__Exercise brief__:
Please copy out every line of the listing below in which the word "clipboard" appears.

__Exercise input__:

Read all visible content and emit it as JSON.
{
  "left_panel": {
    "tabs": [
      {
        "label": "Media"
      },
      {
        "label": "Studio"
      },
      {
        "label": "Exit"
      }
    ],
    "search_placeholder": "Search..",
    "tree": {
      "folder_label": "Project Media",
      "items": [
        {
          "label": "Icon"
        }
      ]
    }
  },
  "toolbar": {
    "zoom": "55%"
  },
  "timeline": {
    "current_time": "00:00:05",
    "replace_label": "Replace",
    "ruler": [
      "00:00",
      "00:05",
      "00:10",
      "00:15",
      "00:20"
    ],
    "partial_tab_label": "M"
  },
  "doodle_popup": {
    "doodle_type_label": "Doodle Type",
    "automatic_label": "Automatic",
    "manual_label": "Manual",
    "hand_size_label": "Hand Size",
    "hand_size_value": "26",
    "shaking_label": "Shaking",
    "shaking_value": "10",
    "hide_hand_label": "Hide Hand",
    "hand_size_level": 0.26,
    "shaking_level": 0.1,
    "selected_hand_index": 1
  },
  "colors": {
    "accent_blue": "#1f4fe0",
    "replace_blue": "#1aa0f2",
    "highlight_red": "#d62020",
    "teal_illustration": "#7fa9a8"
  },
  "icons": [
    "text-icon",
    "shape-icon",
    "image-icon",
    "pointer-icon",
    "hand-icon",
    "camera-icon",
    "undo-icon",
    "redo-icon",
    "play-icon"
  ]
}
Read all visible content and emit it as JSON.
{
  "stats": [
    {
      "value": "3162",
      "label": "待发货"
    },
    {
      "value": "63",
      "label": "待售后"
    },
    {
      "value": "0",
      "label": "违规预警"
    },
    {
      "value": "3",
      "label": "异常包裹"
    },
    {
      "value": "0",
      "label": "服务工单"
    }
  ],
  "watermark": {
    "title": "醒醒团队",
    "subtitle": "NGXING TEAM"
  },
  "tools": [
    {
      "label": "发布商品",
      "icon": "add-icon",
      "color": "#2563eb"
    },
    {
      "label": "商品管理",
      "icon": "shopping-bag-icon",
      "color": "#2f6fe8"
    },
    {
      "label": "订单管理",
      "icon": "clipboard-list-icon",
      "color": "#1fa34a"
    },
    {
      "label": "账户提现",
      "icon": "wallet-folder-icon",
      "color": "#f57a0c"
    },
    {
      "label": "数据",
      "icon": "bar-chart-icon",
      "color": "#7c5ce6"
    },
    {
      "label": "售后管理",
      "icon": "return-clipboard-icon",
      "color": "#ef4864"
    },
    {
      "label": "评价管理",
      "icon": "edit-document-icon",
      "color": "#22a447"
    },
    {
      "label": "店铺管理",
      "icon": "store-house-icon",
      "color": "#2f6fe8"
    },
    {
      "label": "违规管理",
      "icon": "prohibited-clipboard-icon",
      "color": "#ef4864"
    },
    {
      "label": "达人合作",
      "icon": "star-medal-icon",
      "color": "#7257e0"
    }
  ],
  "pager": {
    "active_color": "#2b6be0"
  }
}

__Exercise output__:
      "icon": "clipboard-list-icon",
      "icon": "return-clipboard-icon",
      "icon": "prohibited-clipboard-icon",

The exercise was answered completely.